Harvard Professor Alyssa Goodman gave the keynote address, “Astronomy: From Aristotle to AI,” at the STEM week event hosted by the Center for Astrophysics.

Photos by Niles Singer/Harvard Staff Photographer

Campus & Community

Celebrating Mass STEM Week with astrophysics and AI

3 min read

Center for Astrophysics shows high schoolers that the sky’s the limit when choosing a career

The Center for Astrophysics | Harvard & Smithsonian opened its doors for its first public lecture since the pandemic began with a nod to the future. “Astronomy Is for All of Us: Celebrating Women Astrophysicists and the History of Cosmic Discovery” on Oct. 19 recognized Mass STEM week, a statewide effort to raise high schoolers’ interest in and awareness of careers in science, technology, engineering, and math.

Cambridge Rindge and Latin School students who attended were members of the Harvard-MIT Science Research Mentoring Program, a program that gave them the opportunity to work on a yearlong independent research project under the guidance of a CfA or MIT astrophysicist.

“I have immense gratitude in my heart tonight for our partnership with the Harvard-MIT Science Research Mentoring Program — their generous support of our students to reach their dreams and their goals,” said Cambridge Public Schools Superintendent Victoria Greer. “The opportunity for our young minds to participate in such a wonderful program, guided by brilliant minds, is nothing short of transformative.”

Guest speaker Lt. Gov. Kim Driscoll said that creating such opportunities to connect students and researchers is the purpose of STEM Week.

“We see the Massachusetts economy growing in the innovation sector; 40 percent of all new jobs are going to be tied to innovation in Massachusetts,” said Driscoll. “We say to our business community, if you want to see what your future talent looks like, come visit our high schools.

Lieutenant Governor Kim Driscoll (left) speaks with CRLS students.
Superintendent Victoria Greer

Lt. Gov. Kim Driscoll (left) speaks with CRLS students. Cambridge Public Schools Superintendent Victoria Greer praised the Harvard-MIT Science Research Mentoring Program during her address.

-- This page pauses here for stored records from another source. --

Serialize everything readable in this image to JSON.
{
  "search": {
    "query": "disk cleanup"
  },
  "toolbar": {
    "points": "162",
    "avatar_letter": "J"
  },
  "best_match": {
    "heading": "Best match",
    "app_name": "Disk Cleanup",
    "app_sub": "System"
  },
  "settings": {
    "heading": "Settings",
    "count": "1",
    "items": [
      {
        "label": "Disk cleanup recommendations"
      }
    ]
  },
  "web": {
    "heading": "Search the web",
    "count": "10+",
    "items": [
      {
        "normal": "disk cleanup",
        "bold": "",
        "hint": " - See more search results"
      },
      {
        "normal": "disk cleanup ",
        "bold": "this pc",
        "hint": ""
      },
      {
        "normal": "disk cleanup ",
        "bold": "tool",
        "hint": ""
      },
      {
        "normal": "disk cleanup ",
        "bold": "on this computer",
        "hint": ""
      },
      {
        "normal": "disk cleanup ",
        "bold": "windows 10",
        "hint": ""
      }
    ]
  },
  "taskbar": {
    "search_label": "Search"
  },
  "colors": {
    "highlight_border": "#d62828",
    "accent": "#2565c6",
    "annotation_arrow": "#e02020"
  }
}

“We need to do a better job of connecting our workforce, our pathways, our early college opportunities for young adults with the opportunities we know are going to be here in this state.”

In her address, “Astronomy: From Aristotle to AI,” Alyssa Goodman, the Robert Wheeler Willson Professor of Applied Astronomy at Harvard and a research associate of the Smithsonian, said, “Whenever I talk to the public like this, I just want them to see that we’re just regular people who get to do this amazing job. I’m from New York and I used to love going to the Hayden Planetarium as a kid. Now my team has permission to use its huge dome to test our 3D imaging maps.

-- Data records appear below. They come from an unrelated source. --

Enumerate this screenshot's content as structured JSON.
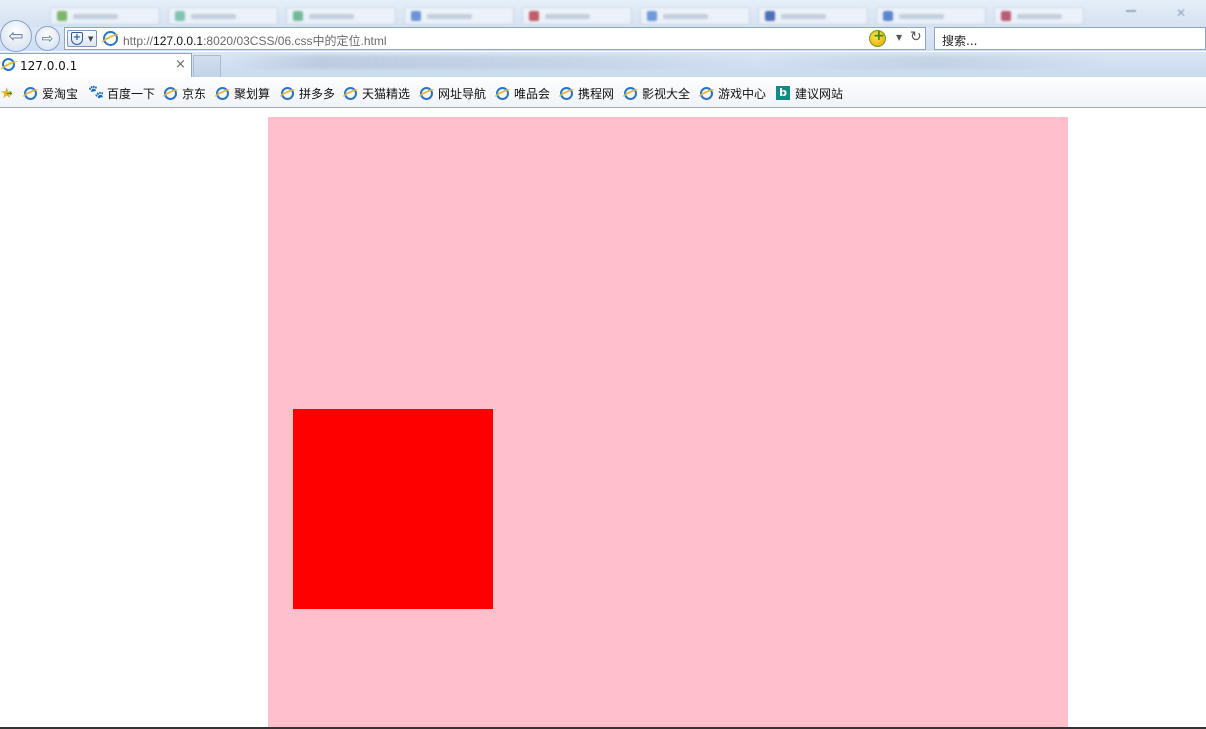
{
  "browser": {
    "address": {
      "url_prefix": "http://",
      "url_host": "127.0.0.1",
      "url_rest": ":8020/03CSS/06.css中的定位.html"
    },
    "search_placeholder": "搜索...",
    "active_tab": {
      "title": "127.0.0.1",
      "close_glyph": "×"
    }
  },
  "favorites": [
    {
      "label": "爱淘宝",
      "icon": "ie"
    },
    {
      "label": "百度一下",
      "icon": "paw"
    },
    {
      "label": "京东",
      "icon": "ie"
    },
    {
      "label": "聚划算",
      "icon": "ie"
    },
    {
      "label": "拼多多",
      "icon": "ie"
    },
    {
      "label": "天猫精选",
      "icon": "ie"
    },
    {
      "label": "网址导航",
      "icon": "ie"
    },
    {
      "label": "唯品会",
      "icon": "ie"
    },
    {
      "label": "携程网",
      "icon": "ie"
    },
    {
      "label": "影视大全",
      "icon": "ie"
    },
    {
      "label": "游戏中心",
      "icon": "ie"
    },
    {
      "label": "建议网站",
      "icon": "bing"
    }
  ],
  "colors": {
    "outer_box": "#ffc0cb",
    "inner_box": "#ff0000"
  }
}
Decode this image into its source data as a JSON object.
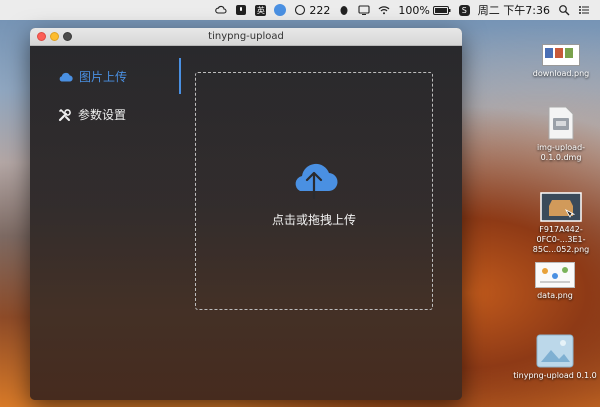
{
  "menubar": {
    "badge_text": "英",
    "notification_count": "222",
    "battery_percent": "100%",
    "datetime": "周二 下午7:36"
  },
  "window": {
    "title": "tinypng-upload"
  },
  "sidebar": {
    "items": [
      {
        "label": "图片上传",
        "icon": "cloud-icon",
        "active": true
      },
      {
        "label": "参数设置",
        "icon": "tools-icon",
        "active": false
      }
    ]
  },
  "dropzone": {
    "text": "点击或拖拽上传"
  },
  "desktop": {
    "icons": [
      {
        "label": "download.png"
      },
      {
        "label": "img-upload-0.1.0.dmg"
      },
      {
        "label": "F917A442-0FC0-...3E1-85C...052.png"
      },
      {
        "label": "data.png"
      },
      {
        "label": "tinypng-upload 0.1.0"
      }
    ]
  },
  "colors": {
    "accent": "#4a90e2",
    "close": "#fc5f57",
    "minimize": "#fdbc2e"
  }
}
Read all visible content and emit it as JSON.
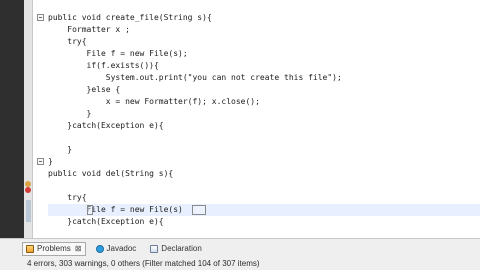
{
  "editor": {
    "lines": [
      {
        "text": "public void create_file(String s){"
      },
      {
        "text": "    Formatter x ;"
      },
      {
        "text": "    try{"
      },
      {
        "text": "        File f = new File(s);"
      },
      {
        "text": "        if(f.exists()){"
      },
      {
        "text": "            System.out.print(\"you can not create this file\");"
      },
      {
        "text": "        }else {"
      },
      {
        "text": "            x = new Formatter(f); x.close();"
      },
      {
        "text": "        }"
      },
      {
        "text": "    }catch(Exception e){"
      },
      {
        "text": ""
      },
      {
        "text": "    }"
      },
      {
        "text": "}"
      },
      {
        "text": "public void del(String s){"
      },
      {
        "text": ""
      },
      {
        "text": "    try{"
      },
      {
        "text": "        File f = new File(s)"
      },
      {
        "text": "    }catch(Exception e){"
      }
    ]
  },
  "bottom_panel": {
    "tabs": [
      {
        "label": "Problems",
        "icon": "problems-icon",
        "close": "⊠",
        "active": true
      },
      {
        "label": "Javadoc",
        "icon": "javadoc-icon",
        "active": false
      },
      {
        "label": "Declaration",
        "icon": "declaration-icon",
        "active": false
      }
    ],
    "summary": "4 errors, 303 warnings, 0 others (Filter matched 104 of 307 items)"
  },
  "colors": {
    "editor_background": "#ffffff",
    "current_line": "#e8f0ff",
    "left_gutter": "#2f2f2f",
    "panel_background": "#efefef"
  }
}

“If someone had told me as a kid that I would one day be handed the keys to the Hayden Planetarium, I would never have believed it,” she said. “You just never know what will spark that kind of excitement in someone, which is why I love these kinds of events.”

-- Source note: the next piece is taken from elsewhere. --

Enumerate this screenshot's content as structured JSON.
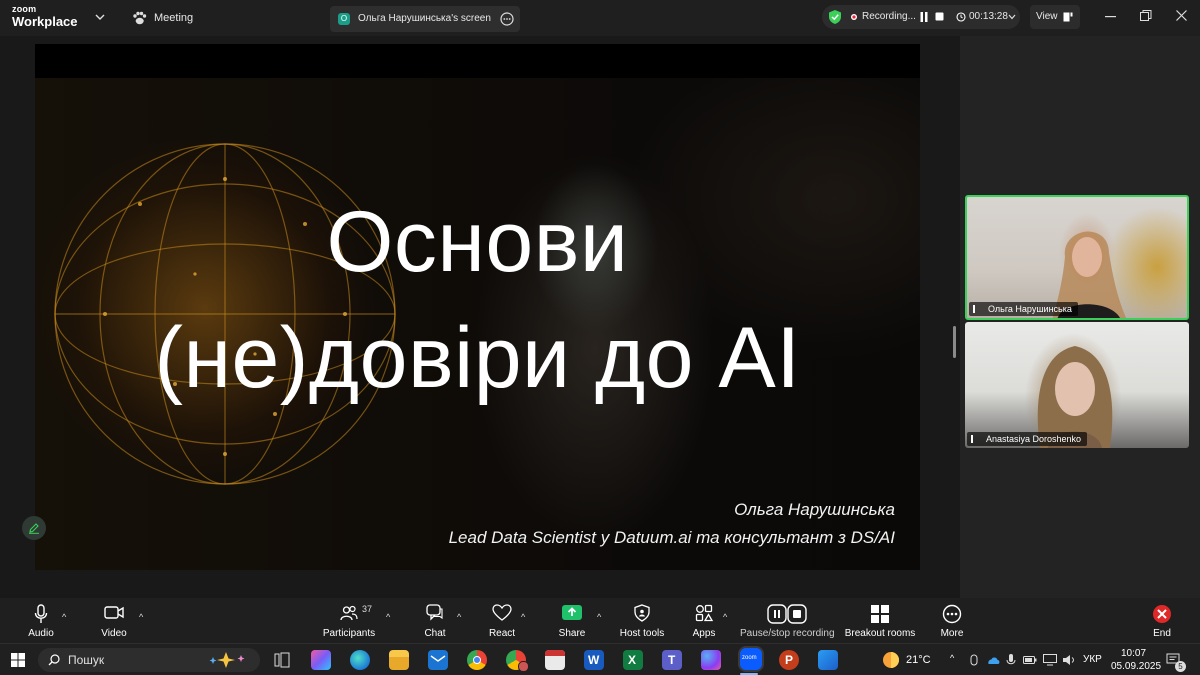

The evening’s program included an exhibit of vintage photographs showing the women who worked as astronomical computers in the Harvard Observatory during the 19th and 20th centuries, coupled with a visit to the CfA’s historic Great Refractor telescope, and hands-on activities in the courtyard. The evening was capped with a reception and viewing of  Jupiter and Saturn from the CfA rooftop.

“This whole night was amazing,” said student Sabrina Urbancik. “Dr. Goodman is an amazing lecturer. She’s excited about her work, and that makes me excited too.”

For more information on the mentoring program visit its website. To learn about other University initiatives to support STEM education and to build college and career awareness among local youth, click here.